  • A. Maceo Walker Middle
  • Douglass High
  • Georgian Hills Middle
  • Grandview Heights Middle
  • Holmes Road Elementary
  • LaRose Elementary
  • Sheffield Elementary
  • Wooddale High

These next six iZone schools must work with the state “to ensure that (their) plan for intervention is appropriate based on identified need and level of evidence.”

  • Sheffield Elementary
  • Raleigh-Egypt High
  • Lucie E. Campbell Elementary
  • Melrose High
  • Sherwood Middle
  • Westwood High

The five schools below will continue their current intervention plan within the iZone and must provide progress reports to the state:

  • Hamilton High
  • Riverview Middle
  • Geeter Middle
  • Magnolia Elementary
  • Trezevant High

The school board is expected to discuss the state’s plan during its work session next Tuesday. And if early reaction from board member Stephanie Love is any indication, the discussion will be robust.

“We have what it takes to improve our schools,” Love told Chalkbeat on Friday. “I think what they need to do is let our educators do the work and not put them in the situation where they don’t know what will happen from year to year.”

Among questions expected to be raised is whether McQueen’s recommendation to close Hawkins Mill can be carried out without school board approval, since her letter says that schools on the most rigorous intervention track “will implement a specific intervention as determined by the Commissioner.”

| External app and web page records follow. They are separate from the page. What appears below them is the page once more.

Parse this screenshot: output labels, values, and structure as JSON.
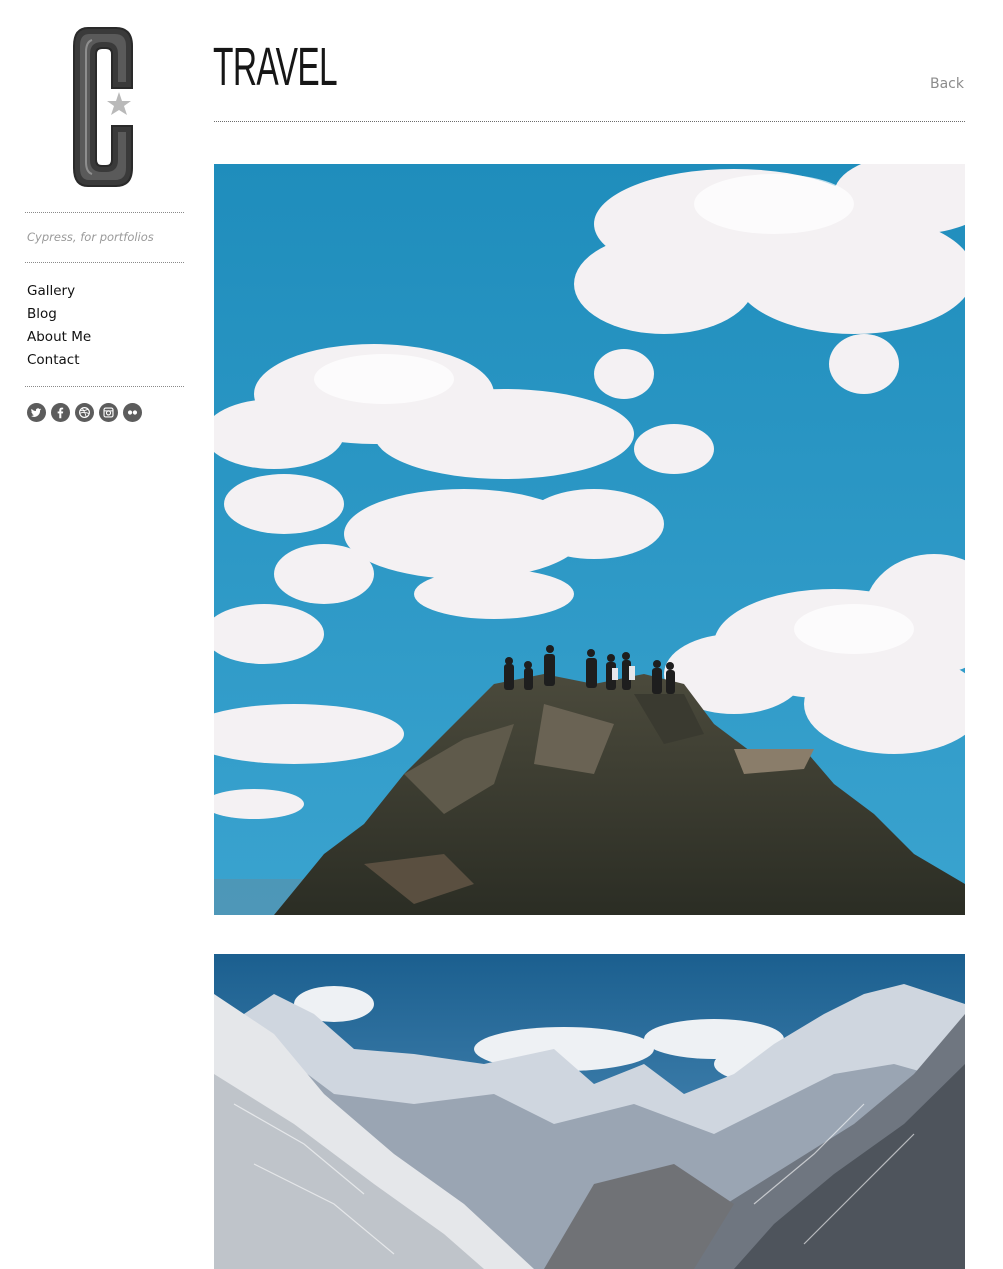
{
  "sidebar": {
    "logo_letter": "C",
    "tagline": "Cypress, for portfolios",
    "nav": [
      {
        "label": "Gallery"
      },
      {
        "label": "Blog"
      },
      {
        "label": "About Me"
      },
      {
        "label": "Contact"
      }
    ],
    "social": [
      {
        "icon": "twitter-icon"
      },
      {
        "icon": "facebook-icon"
      },
      {
        "icon": "dribbble-icon"
      },
      {
        "icon": "instagram-icon"
      },
      {
        "icon": "flickr-icon"
      }
    ]
  },
  "header": {
    "title": "TRAVEL",
    "back_label": "Back"
  },
  "colors": {
    "sky": "#2a8fb9",
    "text": "#111111",
    "muted": "#8c8c8c",
    "icon_bg": "#5c5c5c"
  }
}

Another question is why the state’s plan includes three schools — Douglass High, Sherwood Middle, and Lucie E. Campbell Elementary — that improved enough last year to move off of the state’s warning list of the 10 percent of lowest-performing schools.

You can read McQueen’s letter to Hopson below:

Mergers and acquisitions

In a city where many charter schools operate alone, one charter network expands

Kindergarteners at Detroit's University Prep Academy charter school on the first day of school in 2017.

One of Detroit’s largest charter school networks is about to get even bigger.

The nonprofit organization that runs the seven-school University Prep network plans to take control of another two charter schools this summer — the Henry Ford Academy: School for Creative Studies elementary and the Henry Ford Academy: School for Creative Studies middle/high school.

The move would bring the organization’s student enrollment from 3,250 to nearly 4,500. It would also make the group, Detroit 90/90, the largest non-profit charter network in the city next year — a distinction that stands out in a city when most charter schools are either freestanding schools or part of two- or three-school networks.

Combined with the fact that the city’s 90 charter schools are overseen by a dozen different charter school authorizers, Detroit’s relative dearth of larger networks means that many different people run a school sector that makes up roughly half of Detroit’s schools. That makes it difficult for schools to collaborate on things like student transportation and special education.

Some charter advocates have suggested that if the city’s charter schools were more coordinated, they could better offer those services and others that large traditional school districts are more equipped to offer — and that many students need.

The decision to add the Henry Ford schools to the Detroit 90/90 network is intended to “create financial and operational efficiencies,” said Mark Ornstein, CEO of UPrep Schools, and Deborah Parizek, executive director of the Henry Ford Learning Institute.

Those efficiencies could come in the areas of data management, human resources, or accounting — all of which Detroit 90/90 says on its website that it can help charter schools manage.

Ornstein and Parizek emphasized that students and their families are unlikely to experience changes when the merger takes effect on July 1. For example, the Henry Ford schools would remain in their current home at the A. Alfred Taubman Center in New Center and maintain their arts focus.  

“Any changes made to staff, schedule, courses, activities and the like will be the same type a family might experience year-to-year with any school,” they said in a statement.